OURSISTER newspaper, The Sunday Independent, published a simple but effective cartoon yesterday, paying tribute to one of the greats of a generation of anti-apartheid Struggle icons, Albertina Sisulu.
A sketch of MaSisulu’s face superimposed on the South African flag was accompanied by the pithy message “A nation is orphaned”.
President Jacob Zuma’s decision to accord this Struggle matriarch an official category 1 funeral is a fitting one – for she was more than just an ANC icon, she was a woman who put humanity first.
As many tributes have made clear since news of her death broke on Thursday night, aged 92, MaSisulu was indeed a different breed of activist.
There was no arrogance or sense of entitlement because of her surname associated with Struggle royalty that she bore.

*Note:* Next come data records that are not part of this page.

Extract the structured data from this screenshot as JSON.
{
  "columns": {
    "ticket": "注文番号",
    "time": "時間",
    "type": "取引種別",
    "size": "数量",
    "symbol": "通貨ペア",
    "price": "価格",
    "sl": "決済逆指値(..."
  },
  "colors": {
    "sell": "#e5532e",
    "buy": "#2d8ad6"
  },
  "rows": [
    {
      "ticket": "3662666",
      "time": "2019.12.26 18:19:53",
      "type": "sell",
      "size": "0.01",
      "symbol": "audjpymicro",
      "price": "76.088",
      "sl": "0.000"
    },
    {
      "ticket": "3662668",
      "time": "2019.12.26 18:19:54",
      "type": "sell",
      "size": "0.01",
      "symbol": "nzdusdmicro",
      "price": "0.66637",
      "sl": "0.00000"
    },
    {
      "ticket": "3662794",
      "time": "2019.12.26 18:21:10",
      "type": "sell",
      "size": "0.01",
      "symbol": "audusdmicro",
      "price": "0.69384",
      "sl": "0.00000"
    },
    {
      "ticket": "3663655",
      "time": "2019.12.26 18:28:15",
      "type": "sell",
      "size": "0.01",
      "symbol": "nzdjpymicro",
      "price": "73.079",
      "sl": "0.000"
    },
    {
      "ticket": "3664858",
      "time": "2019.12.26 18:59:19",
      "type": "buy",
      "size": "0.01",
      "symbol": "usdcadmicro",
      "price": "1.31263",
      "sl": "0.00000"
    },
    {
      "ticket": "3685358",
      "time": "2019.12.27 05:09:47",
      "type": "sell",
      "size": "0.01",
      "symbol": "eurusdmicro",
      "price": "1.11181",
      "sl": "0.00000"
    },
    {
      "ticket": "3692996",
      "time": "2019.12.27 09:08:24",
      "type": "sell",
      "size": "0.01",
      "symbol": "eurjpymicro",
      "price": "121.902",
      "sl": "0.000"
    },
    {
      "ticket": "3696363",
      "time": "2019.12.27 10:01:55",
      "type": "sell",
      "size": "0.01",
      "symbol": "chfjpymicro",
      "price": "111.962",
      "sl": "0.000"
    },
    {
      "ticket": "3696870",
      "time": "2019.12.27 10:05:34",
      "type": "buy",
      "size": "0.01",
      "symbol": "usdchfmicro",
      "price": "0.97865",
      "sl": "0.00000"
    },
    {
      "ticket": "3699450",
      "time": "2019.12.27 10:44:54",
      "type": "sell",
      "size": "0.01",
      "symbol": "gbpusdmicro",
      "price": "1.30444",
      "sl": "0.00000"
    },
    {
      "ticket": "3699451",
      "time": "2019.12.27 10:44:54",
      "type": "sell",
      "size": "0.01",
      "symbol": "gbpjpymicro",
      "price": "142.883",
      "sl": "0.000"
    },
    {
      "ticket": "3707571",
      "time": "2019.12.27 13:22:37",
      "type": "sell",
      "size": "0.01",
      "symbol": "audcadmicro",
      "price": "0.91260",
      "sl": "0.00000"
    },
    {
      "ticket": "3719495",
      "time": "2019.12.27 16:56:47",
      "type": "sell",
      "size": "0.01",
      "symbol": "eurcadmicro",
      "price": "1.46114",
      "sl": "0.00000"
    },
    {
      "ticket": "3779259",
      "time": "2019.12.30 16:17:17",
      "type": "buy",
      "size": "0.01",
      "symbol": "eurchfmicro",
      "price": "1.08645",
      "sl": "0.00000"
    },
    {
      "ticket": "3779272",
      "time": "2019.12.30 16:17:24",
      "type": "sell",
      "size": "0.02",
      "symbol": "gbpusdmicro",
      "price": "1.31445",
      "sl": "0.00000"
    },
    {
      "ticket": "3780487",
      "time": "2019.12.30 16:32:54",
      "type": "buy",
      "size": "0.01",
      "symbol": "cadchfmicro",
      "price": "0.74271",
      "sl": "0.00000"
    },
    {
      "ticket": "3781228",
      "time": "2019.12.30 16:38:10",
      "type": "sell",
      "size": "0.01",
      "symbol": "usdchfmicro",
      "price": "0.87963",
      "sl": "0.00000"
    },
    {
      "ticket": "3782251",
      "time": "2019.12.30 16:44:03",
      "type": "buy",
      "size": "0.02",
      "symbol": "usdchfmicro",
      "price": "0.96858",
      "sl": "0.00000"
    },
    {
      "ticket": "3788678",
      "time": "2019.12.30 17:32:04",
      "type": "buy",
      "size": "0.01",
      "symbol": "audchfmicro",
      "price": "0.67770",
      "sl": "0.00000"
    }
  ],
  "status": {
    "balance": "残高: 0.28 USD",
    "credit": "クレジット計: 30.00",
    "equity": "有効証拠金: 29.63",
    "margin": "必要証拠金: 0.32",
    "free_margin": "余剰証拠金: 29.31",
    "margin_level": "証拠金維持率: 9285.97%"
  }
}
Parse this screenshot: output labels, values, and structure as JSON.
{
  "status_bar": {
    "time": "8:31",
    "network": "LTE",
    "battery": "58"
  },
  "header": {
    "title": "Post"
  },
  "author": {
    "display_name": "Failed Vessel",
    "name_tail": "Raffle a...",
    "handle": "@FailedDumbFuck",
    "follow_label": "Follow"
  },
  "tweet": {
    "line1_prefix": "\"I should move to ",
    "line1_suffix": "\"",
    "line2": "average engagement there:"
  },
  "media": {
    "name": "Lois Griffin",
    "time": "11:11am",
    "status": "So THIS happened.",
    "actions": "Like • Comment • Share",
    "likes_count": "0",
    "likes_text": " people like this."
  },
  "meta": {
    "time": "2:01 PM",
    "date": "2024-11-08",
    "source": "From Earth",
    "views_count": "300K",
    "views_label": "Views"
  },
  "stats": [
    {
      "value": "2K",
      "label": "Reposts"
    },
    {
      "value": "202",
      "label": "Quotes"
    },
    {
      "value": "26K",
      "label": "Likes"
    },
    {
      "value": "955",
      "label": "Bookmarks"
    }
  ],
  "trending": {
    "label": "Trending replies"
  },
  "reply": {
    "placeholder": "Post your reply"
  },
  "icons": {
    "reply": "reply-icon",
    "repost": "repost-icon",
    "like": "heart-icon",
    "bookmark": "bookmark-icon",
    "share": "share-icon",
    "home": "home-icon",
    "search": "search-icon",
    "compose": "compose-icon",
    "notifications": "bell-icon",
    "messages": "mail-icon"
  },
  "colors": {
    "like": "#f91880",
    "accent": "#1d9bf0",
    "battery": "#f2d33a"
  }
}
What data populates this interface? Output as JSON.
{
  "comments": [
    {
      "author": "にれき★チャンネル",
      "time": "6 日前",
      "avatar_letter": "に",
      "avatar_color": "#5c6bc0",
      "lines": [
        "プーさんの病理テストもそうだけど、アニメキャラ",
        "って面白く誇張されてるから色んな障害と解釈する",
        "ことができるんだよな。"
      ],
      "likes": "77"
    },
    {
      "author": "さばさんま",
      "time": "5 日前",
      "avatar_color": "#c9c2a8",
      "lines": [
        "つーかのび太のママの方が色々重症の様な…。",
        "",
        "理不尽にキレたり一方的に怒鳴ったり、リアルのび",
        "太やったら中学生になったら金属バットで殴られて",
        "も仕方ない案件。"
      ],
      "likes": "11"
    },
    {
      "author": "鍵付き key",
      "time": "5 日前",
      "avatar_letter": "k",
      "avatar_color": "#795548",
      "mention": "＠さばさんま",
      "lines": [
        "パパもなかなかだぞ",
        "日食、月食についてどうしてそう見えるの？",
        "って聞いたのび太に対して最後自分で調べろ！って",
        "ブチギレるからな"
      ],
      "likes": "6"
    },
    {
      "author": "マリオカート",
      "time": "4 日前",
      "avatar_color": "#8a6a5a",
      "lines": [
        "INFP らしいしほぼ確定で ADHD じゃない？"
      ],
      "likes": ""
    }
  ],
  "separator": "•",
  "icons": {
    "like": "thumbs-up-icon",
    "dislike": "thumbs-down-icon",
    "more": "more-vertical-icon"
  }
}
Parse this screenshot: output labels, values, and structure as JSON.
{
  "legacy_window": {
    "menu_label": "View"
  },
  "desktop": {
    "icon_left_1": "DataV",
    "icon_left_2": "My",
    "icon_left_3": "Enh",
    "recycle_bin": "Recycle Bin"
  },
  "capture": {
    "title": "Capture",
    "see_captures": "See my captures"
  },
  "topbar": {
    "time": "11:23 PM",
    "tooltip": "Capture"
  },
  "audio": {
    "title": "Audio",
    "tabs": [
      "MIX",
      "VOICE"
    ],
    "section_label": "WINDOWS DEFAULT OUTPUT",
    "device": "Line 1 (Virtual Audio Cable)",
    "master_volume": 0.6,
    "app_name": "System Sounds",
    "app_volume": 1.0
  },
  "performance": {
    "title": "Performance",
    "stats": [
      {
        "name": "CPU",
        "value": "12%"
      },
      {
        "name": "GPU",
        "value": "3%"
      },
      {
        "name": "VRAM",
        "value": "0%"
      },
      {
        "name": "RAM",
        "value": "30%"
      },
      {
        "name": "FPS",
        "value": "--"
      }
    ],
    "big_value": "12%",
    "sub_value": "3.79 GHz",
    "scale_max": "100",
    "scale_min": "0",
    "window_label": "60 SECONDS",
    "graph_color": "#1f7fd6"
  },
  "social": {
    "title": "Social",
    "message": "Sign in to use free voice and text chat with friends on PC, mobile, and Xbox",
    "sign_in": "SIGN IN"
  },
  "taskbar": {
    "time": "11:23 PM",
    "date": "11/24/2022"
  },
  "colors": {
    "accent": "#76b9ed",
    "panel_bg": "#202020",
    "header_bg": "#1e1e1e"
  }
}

Indeed she lived the Struggle, one of service and sacrifice, and was a powerful activist in her own right, suffering deeply because of the courage of her convictions.
Banned, imprisoned and hounded by the security police, she continued her political activism, at the same time fulfilling her role as a mother – raising her own children and those of others – while holding a full-time job as a nurse.
MaSisulu was instrumental in forming the nonracial United Democratic Front and later became one of our first democratically elected MPs, before retiring in 1999.
Her legacy is one that unfortunately appears to be lost on some in the ANC today, including its youth league, who have been quick to forget and to defile the history of the Struggle against apartheid in this country. But there is also hope, as we see in some of her descendants who bear the Sisulu name.
As City Press highlighted yesterday, there are those like MaSisulu’s grandson Shaka who have started an organisation (www.cheesekids.org.za) “aimed at teaching a new generation of young and privileged people to give back by using their labour, skills, time and resources”.
It is a fitting tribute to Albertina Nontsikelelo Sisulu and all she stood for. May she rest in peace.